Even though low brain serotonin is a feature of the disease, counter-intuitively, it has been found that serotonin-3 receptor antagonists are effective; this is the opposite of what was expected.  Tropisetron is a favoured antagonist, but there are several others.  Tropisetron is also a α7-nicotinic receptor agonist, which you may recall, I highlighted as interesting in posts on the cholinergic system and autism.

This blog is about autism, so let us go back to a previous paper I looked at.

In that paper tropisetron is put forward as a potential autism treatment.

10.1.2 7 nAChRs

It is possible to use 7 nAChR agonists to treat neuroinflammation in ASD. There is strong evidence that activation of the 7 nAChR expressed on monocytes and macrophage, by inhibiting NF-kappaB nuclear translocation, suppresses cytokine release by them, and that this cholinergic anti-inflammatory pathway that provides a bidirectional link between the nervous and immune system, inhibits the innate immune response.
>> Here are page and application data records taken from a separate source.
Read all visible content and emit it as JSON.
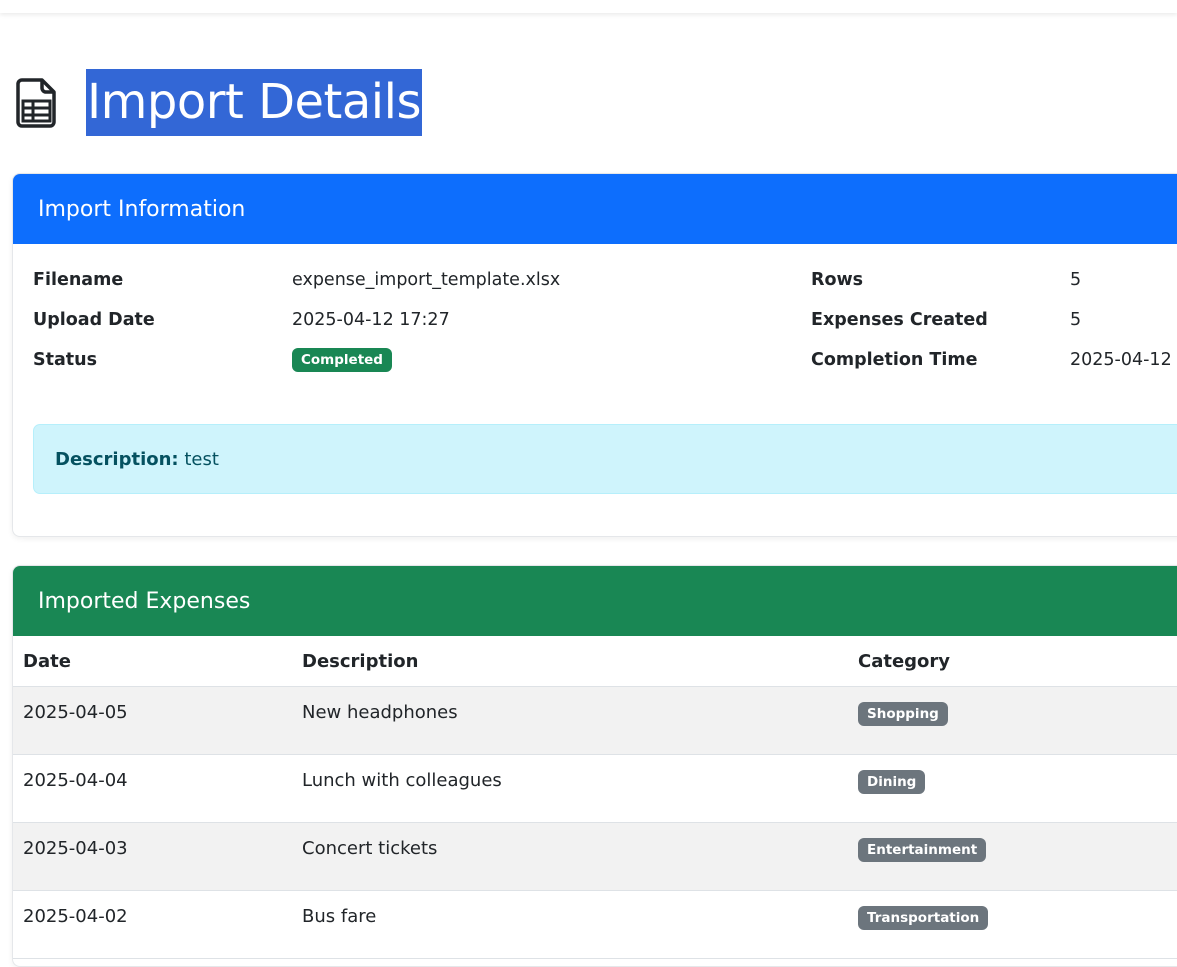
{
  "page": {
    "title": "Import Details",
    "icon": "file-spreadsheet-icon"
  },
  "import_info": {
    "header": "Import Information",
    "fields_left": [
      {
        "label": "Filename",
        "value": "expense_import_template.xlsx"
      },
      {
        "label": "Upload Date",
        "value": "2025-04-12 17:27"
      },
      {
        "label": "Status",
        "value": "Completed"
      }
    ],
    "fields_right": [
      {
        "label": "Rows",
        "value": "5"
      },
      {
        "label": "Expenses Created",
        "value": "5"
      },
      {
        "label": "Completion Time",
        "value": "2025-04-12"
      }
    ],
    "description_label": "Description:",
    "description_value": "test",
    "colors": {
      "header": "#0d6efd",
      "status_badge": "#198754",
      "alert_bg": "#cff4fc"
    }
  },
  "expenses": {
    "header": "Imported Expenses",
    "columns": [
      "Date",
      "Description",
      "Category"
    ],
    "rows": [
      {
        "date": "2025-04-05",
        "description": "New headphones",
        "category": "Shopping"
      },
      {
        "date": "2025-04-04",
        "description": "Lunch with colleagues",
        "category": "Dining"
      },
      {
        "date": "2025-04-03",
        "description": "Concert tickets",
        "category": "Entertainment"
      },
      {
        "date": "2025-04-02",
        "description": "Bus fare",
        "category": "Transportation"
      }
    ],
    "colors": {
      "header": "#198754",
      "category_badge": "#6c757d"
    }
  }
}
Hence, a reasonable case can be made for the use of 7 nAChR agonists to treat neuroinflammation in ASD.

A second candidate drug, Tropisetron is a partial agonist of the 7 nAChR. Auditory sensory gating P50 deficits are correlated with neuropsychological deficits in attention, one of the principal cognitive disturbances in schizophrenia. In a clinical trial with 33 schizophrenic patients administration of tropisetron, without placebo, significantly improved auditory sensory gating P50 deficits in non-smoking patients with schizophrenia. In mice, the early postnatal period represents a critical time window essential for brain development. The administration of tropisetron from postnatal days 2-12

(P2-P12) in mice did not induce significant cognitive, schizophrenia-like or emotional alterations in tropisetron-treated animals as compared to controls, when tested in multiple behavioral assays.
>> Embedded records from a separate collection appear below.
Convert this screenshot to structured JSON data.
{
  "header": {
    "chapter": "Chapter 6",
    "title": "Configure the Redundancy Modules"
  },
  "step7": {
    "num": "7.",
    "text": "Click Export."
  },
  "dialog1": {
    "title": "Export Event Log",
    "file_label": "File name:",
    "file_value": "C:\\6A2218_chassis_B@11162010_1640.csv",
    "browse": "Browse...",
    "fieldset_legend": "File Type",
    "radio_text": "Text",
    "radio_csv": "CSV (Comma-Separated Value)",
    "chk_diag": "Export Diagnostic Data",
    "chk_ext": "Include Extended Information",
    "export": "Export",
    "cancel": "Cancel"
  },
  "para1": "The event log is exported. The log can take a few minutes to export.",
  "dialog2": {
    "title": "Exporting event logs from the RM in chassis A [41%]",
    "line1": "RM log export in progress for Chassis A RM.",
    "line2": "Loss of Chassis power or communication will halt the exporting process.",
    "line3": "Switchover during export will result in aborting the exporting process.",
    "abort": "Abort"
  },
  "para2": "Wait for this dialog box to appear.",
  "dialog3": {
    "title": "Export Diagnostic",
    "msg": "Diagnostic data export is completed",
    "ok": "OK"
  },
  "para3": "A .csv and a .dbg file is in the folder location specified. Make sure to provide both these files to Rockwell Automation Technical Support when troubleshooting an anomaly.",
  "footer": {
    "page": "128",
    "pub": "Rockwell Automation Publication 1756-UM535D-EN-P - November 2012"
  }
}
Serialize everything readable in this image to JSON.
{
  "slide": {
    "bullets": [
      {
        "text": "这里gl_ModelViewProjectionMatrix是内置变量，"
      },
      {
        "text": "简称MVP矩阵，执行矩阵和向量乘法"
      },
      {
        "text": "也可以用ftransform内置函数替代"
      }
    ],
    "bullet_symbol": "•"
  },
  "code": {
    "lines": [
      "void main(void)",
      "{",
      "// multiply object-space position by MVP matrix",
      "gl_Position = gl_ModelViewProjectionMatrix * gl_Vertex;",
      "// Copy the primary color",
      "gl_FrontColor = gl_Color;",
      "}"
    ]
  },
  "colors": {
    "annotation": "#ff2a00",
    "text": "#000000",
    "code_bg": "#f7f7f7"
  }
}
It is the non-conventional treatments that overlap with autism, things like GH, IGF-1 and low dose naltrexone etc.  The interesting therapies relate to treating the non-pain symptoms. There are many such therapies and some have been used for decades, one or two may be interesting for autism; they may indeed be more effective in autism that in fibromyalgia.  There is even an overlap with therapies I am already investigating.